Image by Andres Ayrton on

Rowing is a full-body workout that requires proper form to maximize efficiency and prevent injuries. Whether you’re a beginner or an experienced rower, drills are essential for improving your rowing technique. By incorporating specific drills into your training routine, you can enhance your rowing form, power, and overall performance on the water. In this article, we will explore some of the best drills to help you refine your rowing technique and take your skills to the next level.

### Catch Placement Drill

One of the most critical aspects of rowing technique is the catch, which marks the beginning of the rowing stroke. The catch placement drill focuses on establishing the correct body position at the catch to ensure maximum power and efficiency. To perform this drill, start by sitting at the catch position with your knees bent, body leaning slightly forward, and arms extended. Practice engaging your core and maintaining a strong posture before initiating the drive phase of the stroke. By mastering the catch placement, you can improve your stroke length and power application throughout each rowing cycle.

### Pause Drills

Pause drills are excellent for developing control and rhythm in your rowing stroke. These drills involve adding deliberate pauses at specific points during the stroke to emphasize proper sequencing and body positioning. For example, you can incorporate a pause at the finish position to focus on maintaining a strong core and body posture before starting the recovery phase. By practicing pause drills regularly, you can refine your stroke technique, increase your awareness of body positioning, and enhance your overall rowing efficiency.

### Power Application Drill

Efficient power application is key to generating speed and propulsion in rowing. The power application drill aims to improve the coordination between your leg drive, body swing, and arm pull during the rowing stroke. To practice this drill, focus on driving through your legs explosively, engaging your core to initiate the body swing, and finishing with a strong arm pull. By synchronizing these movements and maximizing power transfer from your legs to your arms, you can enhance your stroke power and speed on the water.

### Feathering Drill

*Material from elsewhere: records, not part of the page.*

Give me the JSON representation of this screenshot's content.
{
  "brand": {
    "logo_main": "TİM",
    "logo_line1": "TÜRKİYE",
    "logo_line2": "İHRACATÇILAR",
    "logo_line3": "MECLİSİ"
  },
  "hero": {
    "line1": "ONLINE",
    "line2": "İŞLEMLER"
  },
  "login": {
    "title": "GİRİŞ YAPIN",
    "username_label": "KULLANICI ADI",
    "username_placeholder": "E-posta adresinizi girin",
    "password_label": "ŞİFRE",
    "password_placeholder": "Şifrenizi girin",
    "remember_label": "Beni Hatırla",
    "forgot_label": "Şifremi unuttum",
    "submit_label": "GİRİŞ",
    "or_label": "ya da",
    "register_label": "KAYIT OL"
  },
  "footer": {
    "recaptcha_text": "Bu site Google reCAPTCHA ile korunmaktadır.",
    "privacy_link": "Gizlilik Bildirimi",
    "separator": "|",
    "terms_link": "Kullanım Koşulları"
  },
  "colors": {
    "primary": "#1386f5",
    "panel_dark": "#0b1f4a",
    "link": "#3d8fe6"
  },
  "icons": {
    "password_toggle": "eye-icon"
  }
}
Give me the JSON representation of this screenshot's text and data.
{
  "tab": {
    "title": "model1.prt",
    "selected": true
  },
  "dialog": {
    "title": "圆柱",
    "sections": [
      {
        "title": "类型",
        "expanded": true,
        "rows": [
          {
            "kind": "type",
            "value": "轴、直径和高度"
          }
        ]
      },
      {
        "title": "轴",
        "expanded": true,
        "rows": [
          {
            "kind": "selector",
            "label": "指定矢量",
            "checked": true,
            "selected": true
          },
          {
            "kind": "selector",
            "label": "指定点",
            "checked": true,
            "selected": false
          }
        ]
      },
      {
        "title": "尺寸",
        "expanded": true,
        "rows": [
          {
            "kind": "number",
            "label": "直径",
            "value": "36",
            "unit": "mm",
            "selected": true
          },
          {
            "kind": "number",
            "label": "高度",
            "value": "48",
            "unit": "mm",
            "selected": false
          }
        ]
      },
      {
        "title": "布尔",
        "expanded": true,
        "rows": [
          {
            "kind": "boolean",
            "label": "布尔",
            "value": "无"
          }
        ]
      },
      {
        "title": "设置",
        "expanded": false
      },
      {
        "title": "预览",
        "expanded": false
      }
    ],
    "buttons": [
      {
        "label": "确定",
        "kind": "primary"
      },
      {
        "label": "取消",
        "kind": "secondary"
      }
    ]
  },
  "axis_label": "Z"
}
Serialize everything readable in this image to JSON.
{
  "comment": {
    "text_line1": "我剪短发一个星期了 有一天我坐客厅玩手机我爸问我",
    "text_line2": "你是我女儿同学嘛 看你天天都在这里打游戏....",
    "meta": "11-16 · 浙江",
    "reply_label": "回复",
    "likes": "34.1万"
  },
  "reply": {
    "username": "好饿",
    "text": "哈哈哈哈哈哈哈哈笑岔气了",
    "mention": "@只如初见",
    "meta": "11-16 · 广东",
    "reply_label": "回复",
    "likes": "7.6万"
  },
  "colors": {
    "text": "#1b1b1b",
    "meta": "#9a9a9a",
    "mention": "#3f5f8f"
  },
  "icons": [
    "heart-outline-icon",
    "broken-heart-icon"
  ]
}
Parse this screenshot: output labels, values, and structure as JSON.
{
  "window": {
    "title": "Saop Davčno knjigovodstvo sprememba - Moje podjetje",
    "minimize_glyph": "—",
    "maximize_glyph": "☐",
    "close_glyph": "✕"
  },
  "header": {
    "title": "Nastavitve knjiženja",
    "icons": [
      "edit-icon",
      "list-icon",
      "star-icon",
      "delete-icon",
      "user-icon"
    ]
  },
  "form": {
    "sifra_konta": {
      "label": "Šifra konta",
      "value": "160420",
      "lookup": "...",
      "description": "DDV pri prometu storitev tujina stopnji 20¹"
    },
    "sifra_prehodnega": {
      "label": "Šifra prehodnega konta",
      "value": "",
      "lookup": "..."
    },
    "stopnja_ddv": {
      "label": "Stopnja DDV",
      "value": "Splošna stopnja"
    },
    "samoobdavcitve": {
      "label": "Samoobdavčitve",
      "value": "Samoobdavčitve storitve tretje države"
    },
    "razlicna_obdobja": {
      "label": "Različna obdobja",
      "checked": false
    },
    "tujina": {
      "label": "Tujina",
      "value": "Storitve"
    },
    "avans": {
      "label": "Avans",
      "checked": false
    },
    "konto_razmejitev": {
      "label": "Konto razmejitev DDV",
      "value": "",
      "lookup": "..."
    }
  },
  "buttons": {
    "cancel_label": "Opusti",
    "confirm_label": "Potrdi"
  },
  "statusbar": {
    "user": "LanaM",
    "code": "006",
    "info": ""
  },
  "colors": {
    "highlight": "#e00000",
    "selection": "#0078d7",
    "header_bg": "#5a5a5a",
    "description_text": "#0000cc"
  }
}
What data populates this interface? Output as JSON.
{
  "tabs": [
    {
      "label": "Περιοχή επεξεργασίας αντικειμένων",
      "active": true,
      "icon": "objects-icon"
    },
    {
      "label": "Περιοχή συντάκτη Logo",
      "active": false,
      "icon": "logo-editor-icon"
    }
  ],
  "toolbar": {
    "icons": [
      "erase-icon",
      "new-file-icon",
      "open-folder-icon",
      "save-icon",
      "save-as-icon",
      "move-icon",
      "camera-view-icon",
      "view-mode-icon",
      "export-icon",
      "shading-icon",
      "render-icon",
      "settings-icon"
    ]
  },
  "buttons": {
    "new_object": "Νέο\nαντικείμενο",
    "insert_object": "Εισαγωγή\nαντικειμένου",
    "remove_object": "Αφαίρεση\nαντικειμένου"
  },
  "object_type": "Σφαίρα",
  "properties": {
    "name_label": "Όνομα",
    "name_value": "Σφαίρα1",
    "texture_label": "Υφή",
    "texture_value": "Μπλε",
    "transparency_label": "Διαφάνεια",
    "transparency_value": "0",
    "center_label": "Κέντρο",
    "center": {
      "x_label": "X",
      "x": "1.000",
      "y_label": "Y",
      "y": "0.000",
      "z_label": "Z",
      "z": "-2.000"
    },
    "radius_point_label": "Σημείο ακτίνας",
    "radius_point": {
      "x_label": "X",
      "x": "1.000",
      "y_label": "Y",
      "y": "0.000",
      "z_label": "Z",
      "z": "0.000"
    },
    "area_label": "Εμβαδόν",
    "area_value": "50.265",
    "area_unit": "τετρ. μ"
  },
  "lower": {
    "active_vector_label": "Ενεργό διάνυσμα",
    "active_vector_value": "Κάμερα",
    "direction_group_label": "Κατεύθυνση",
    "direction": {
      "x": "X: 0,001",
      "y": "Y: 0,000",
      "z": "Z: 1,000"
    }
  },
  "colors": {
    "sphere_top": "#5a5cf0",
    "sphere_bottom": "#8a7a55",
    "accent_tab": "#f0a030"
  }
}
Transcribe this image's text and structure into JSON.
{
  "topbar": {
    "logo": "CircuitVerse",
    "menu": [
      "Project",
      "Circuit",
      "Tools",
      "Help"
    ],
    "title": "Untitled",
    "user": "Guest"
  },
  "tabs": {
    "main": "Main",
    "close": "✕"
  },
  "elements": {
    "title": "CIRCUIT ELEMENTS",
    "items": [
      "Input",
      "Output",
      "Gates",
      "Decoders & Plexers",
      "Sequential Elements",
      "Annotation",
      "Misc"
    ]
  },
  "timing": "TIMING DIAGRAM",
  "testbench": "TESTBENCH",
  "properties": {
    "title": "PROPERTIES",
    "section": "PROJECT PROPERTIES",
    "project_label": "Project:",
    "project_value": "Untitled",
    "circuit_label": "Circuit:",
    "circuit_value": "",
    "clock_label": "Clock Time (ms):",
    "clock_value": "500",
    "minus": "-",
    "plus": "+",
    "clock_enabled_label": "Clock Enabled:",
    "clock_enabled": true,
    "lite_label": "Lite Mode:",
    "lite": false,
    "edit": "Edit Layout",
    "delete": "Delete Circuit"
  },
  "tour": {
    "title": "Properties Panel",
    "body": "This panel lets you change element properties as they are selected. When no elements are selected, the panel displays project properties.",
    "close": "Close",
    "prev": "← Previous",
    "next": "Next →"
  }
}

Feathering is the technique of turning the oar blade parallel to the water during the recovery phase to minimize resistance and maintain boat speed. The feathering drill helps you develop a smooth and controlled blade movement to optimize efficiency and reduce drag. Practice feathering by focusing on a gradual wrist movement to rotate the oar handle while keeping the blade parallel to the water surface. By mastering the feathering technique, you can improve your blade control, minimize energy losses, and enhance your rowing performance.

### Ratio Drill

Rowing with the right stroke ratio is essential for maintaining a consistent pace and rhythm on the water. The ratio drill focuses on balancing the time spent on the drive phase with the recovery phase to achieve optimal stroke efficiency. By practicing this drill, you can improve your stroke timing, maximize boat run, and develop a more controlled and sustainable rowing technique. Experiment with different stroke ratios and focus on maintaining a smooth transition between the drive and recovery phases to enhance your overall rowing performance.

### Conclusion: Elevate Your Rowing Game

In conclusion, incorporating drills into your rowing training routine is essential for improving your technique, power, and efficiency on the water. By focusing on specific aspects of your rowing stroke, such as catch placement, power application, and blade control, you can refine your technique and elevate your rowing game to new heights. Practice these drills consistently, seek feedback from coaches or experienced rowers, and stay committed to refining your rowing form. With dedication and perseverance, you can enhance your rowing skills and achieve your performance goals on the water.

Similar Posts